**Task goal:** An identical copy of the listing below is all the answer should contain.
Top of Records supplied
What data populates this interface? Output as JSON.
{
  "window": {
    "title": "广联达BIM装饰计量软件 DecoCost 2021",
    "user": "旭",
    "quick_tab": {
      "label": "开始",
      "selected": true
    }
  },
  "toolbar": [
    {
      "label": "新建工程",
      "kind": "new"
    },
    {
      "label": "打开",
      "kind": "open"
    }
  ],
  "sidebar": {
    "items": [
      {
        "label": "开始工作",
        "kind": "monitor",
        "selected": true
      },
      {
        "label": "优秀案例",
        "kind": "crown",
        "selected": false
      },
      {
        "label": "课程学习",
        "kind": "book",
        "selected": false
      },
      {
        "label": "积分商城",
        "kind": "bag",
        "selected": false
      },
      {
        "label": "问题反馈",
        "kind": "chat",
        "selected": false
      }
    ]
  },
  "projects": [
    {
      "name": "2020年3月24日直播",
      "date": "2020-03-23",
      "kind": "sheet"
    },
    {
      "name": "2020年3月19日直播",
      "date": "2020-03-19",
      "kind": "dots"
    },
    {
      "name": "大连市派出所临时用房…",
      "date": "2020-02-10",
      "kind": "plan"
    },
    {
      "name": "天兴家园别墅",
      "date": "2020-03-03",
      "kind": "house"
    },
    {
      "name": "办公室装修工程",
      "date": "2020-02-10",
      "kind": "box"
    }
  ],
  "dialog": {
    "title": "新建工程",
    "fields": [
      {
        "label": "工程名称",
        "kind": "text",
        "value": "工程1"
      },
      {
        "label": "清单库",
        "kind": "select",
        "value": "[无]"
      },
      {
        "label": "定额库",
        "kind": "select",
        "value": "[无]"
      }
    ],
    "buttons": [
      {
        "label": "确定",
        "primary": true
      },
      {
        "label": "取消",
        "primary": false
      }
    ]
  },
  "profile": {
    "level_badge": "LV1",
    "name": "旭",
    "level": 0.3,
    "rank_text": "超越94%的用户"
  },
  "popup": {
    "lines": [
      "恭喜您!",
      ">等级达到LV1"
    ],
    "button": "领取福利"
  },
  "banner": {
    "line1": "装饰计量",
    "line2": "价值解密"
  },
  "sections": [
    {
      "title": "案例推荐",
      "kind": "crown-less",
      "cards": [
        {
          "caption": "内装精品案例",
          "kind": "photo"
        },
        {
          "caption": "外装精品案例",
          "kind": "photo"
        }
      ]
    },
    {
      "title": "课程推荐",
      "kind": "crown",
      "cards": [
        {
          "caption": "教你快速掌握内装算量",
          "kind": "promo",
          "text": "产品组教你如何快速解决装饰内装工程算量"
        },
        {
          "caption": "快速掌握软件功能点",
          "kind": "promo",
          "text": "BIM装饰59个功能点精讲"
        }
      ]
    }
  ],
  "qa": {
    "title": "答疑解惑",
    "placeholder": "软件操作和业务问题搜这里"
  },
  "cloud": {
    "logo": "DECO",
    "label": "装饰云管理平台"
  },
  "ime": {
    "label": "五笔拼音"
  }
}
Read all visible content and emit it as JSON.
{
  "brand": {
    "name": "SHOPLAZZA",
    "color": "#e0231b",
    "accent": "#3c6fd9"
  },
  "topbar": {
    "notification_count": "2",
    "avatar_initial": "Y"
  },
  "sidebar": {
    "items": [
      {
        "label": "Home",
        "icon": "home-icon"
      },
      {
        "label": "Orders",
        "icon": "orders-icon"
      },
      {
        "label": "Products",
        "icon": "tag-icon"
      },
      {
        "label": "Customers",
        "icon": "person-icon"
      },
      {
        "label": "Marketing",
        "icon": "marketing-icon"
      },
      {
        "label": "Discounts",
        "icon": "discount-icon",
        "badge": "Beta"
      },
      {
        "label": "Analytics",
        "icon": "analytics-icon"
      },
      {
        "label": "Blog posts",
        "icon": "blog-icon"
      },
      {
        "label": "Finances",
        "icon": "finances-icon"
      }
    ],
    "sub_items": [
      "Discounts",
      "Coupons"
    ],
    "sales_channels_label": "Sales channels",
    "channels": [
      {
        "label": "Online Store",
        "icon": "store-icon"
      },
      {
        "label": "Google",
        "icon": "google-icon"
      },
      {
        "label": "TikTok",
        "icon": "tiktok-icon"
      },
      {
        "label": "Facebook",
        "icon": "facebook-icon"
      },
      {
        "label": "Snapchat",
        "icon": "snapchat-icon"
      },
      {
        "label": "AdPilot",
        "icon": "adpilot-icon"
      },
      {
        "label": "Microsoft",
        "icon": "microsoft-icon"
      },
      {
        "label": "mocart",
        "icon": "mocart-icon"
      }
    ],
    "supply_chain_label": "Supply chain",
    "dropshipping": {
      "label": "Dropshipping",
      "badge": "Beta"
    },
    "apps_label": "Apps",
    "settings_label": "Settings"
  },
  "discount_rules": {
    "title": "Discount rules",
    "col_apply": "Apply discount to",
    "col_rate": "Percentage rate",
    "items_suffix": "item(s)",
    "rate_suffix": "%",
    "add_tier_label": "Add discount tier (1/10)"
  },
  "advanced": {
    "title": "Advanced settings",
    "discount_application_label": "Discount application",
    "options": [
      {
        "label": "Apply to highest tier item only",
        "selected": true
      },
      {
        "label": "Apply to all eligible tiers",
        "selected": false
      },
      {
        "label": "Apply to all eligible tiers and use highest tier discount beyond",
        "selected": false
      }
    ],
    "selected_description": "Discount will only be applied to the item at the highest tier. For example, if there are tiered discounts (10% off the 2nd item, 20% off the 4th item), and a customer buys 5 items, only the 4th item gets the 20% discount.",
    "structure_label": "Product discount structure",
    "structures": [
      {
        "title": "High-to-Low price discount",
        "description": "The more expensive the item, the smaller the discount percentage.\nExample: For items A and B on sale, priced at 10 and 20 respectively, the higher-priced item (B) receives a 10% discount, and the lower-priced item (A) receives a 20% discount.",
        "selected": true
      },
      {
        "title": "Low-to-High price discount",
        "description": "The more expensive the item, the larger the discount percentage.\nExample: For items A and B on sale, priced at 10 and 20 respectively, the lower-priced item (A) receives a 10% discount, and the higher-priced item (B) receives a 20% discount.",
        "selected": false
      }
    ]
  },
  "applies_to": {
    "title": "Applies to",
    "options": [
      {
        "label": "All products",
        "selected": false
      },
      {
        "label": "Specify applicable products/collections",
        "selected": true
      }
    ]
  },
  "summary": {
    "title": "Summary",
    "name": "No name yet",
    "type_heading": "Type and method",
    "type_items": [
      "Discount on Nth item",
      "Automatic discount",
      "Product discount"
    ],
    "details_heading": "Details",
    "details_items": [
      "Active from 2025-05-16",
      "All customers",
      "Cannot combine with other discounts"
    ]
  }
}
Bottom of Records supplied
**Written reply:**
What data populates this interface? Output as JSON.
{
  "window": {
    "title": "广联达BIM装饰计量软件 DecoCost 2021",
    "user": "旭",
    "quick_tab": {
      "label": "开始",
      "selected": true
    }
  },
  "toolbar": [
    {
      "label": "新建工程",
      "kind": "new"
    },
    {
      "label": "打开",
      "kind": "open"
    }
  ],
  "sidebar": {
    "items": [
      {
        "label": "开始工作",
        "kind": "monitor",
        "selected": true
      },
      {
        "label": "优秀案例",
        "kind": "crown",
        "selected": false
      },
      {
        "label": "课程学习",
        "kind": "book",
        "selected": false
      },
      {
        "label": "积分商城",
        "kind": "bag",
        "selected": false
      },
      {
        "label": "问题反馈",
        "kind": "chat",
        "selected": false
      }
    ]
  },
  "projects": [
    {
      "name": "2020年3月24日直播",
      "date": "2020-03-23",
      "kind": "sheet"
    },
    {
      "name": "2020年3月19日直播",
      "date": "2020-03-19",
      "kind": "dots"
    },
    {
      "name": "大连市派出所临时用房…",
      "date": "2020-02-10",
      "kind": "plan"
    },
    {
      "name": "天兴家园别墅",
      "date": "2020-03-03",
      "kind": "house"
    },
    {
      "name": "办公室装修工程",
      "date": "2020-02-10",
      "kind": "box"
    }
  ],
  "dialog": {
    "title": "新建工程",
    "fields": [
      {
        "label": "工程名称",
        "kind": "text",
        "value": "工程1"
      },
      {
        "label": "清单库",
        "kind": "select",
        "value": "[无]"
      },
      {
        "label": "定额库",
        "kind": "select",
        "value": "[无]"
      }
    ],
    "buttons": [
      {
        "label": "确定",
        "primary": true
      },
      {
        "label": "取消",
        "primary": false
      }
    ]
  },
  "profile": {
    "level_badge": "LV1",
    "name": "旭",
    "level": 0.3,
    "rank_text": "超越94%的用户"
  },
  "popup": {
    "lines": [
      "恭喜您!",
      ">等级达到LV1"
    ],
    "button": "领取福利"
  },
  "banner": {
    "line1": "装饰计量",
    "line2": "价值解密"
  },
  "sections": [
    {
      "title": "案例推荐",
      "kind": "crown-less",
      "cards": [
        {
          "caption": "内装精品案例",
          "kind": "photo"
        },
        {
          "caption": "外装精品案例",
          "kind": "photo"
        }
      ]
    },
    {
      "title": "课程推荐",
      "kind": "crown",
      "cards": [
        {
          "caption": "教你快速掌握内装算量",
          "kind": "promo",
          "text": "产品组教你如何快速解决装饰内装工程算量"
        },
        {
          "caption": "快速掌握软件功能点",
          "kind": "promo",
          "text": "BIM装饰59个功能点精讲"
        }
      ]
    }
  ],
  "qa": {
    "title": "答疑解惑",
    "placeholder": "软件操作和业务问题搜这里"
  },
  "cloud": {
    "logo": "DECO",
    "label": "装饰云管理平台"
  },
  "ime": {
    "label": "五笔拼音"
  }
}
Read all visible content and emit it as JSON.
{
  "brand": {
    "name": "SHOPLAZZA",
    "color": "#e0231b",
    "accent": "#3c6fd9"
  },
  "topbar": {
    "notification_count": "2",
    "avatar_initial": "Y"
  },
  "sidebar": {
    "items": [
      {
        "label": "Home",
        "icon": "home-icon"
      },
      {
        "label": "Orders",
        "icon": "orders-icon"
      },
      {
        "label": "Products",
        "icon": "tag-icon"
      },
      {
        "label": "Customers",
        "icon": "person-icon"
      },
      {
        "label": "Marketing",
        "icon": "marketing-icon"
      },
      {
        "label": "Discounts",
        "icon": "discount-icon",
        "badge": "Beta"
      },
      {
        "label": "Analytics",
        "icon": "analytics-icon"
      },
      {
        "label": "Blog posts",
        "icon": "blog-icon"
      },
      {
        "label": "Finances",
        "icon": "finances-icon"
      }
    ],
    "sub_items": [
      "Discounts",
      "Coupons"
    ],
    "sales_channels_label": "Sales channels",
    "channels": [
      {
        "label": "Online Store",
        "icon": "store-icon"
      },
      {
        "label": "Google",
        "icon": "google-icon"
      },
      {
        "label": "TikTok",
        "icon": "tiktok-icon"
      },
      {
        "label": "Facebook",
        "icon": "facebook-icon"
      },
      {
        "label": "Snapchat",
        "icon": "snapchat-icon"
      },
      {
        "label": "AdPilot",
        "icon": "adpilot-icon"
      },
      {
        "label": "Microsoft",
        "icon": "microsoft-icon"
      },
      {
        "label": "mocart",
        "icon": "mocart-icon"
      }
    ],
    "supply_chain_label": "Supply chain",
    "dropshipping": {
      "label": "Dropshipping",
      "badge": "Beta"
    },
    "apps_label": "Apps",
    "settings_label": "Settings"
  },
  "discount_rules": {
    "title": "Discount rules",
    "col_apply": "Apply discount to",
    "col_rate": "Percentage rate",
    "items_suffix": "item(s)",
    "rate_suffix": "%",
    "add_tier_label": "Add discount tier (1/10)"
  },
  "advanced": {
    "title": "Advanced settings",
    "discount_application_label": "Discount application",
    "options": [
      {
        "label": "Apply to highest tier item only",
        "selected": true
      },
      {
        "label": "Apply to all eligible tiers",
        "selected": false
      },
      {
        "label": "Apply to all eligible tiers and use highest tier discount beyond",
        "selected": false
      }
    ],
    "selected_description": "Discount will only be applied to the item at the highest tier. For example, if there are tiered discounts (10% off the 2nd item, 20% off the 4th item), and a customer buys 5 items, only the 4th item gets the 20% discount.",
    "structure_label": "Product discount structure",
    "structures": [
      {
        "title": "High-to-Low price discount",
        "description": "The more expensive the item, the smaller the discount percentage.\nExample: For items A and B on sale, priced at 10 and 20 respectively, the higher-priced item (B) receives a 10% discount, and the lower-priced item (A) receives a 20% discount.",
        "selected": true
      },
      {
        "title": "Low-to-High price discount",
        "description": "The more expensive the item, the larger the discount percentage.\nExample: For items A and B on sale, priced at 10 and 20 respectively, the lower-priced item (A) receives a 10% discount, and the higher-priced item (B) receives a 20% discount.",
        "selected": false
      }
    ]
  },
  "applies_to": {
    "title": "Applies to",
    "options": [
      {
        "label": "All products",
        "selected": false
      },
      {
        "label": "Specify applicable products/collections",
        "selected": true
      }
    ]
  },
  "summary": {
    "title": "Summary",
    "name": "No name yet",
    "type_heading": "Type and method",
    "type_items": [
      "Discount on Nth item",
      "Automatic discount",
      "Product discount"
    ],
    "details_heading": "Details",
    "details_items": [
      "Active from 2025-05-16",
      "All customers",
      "Cannot combine with other discounts"
    ]
  }
}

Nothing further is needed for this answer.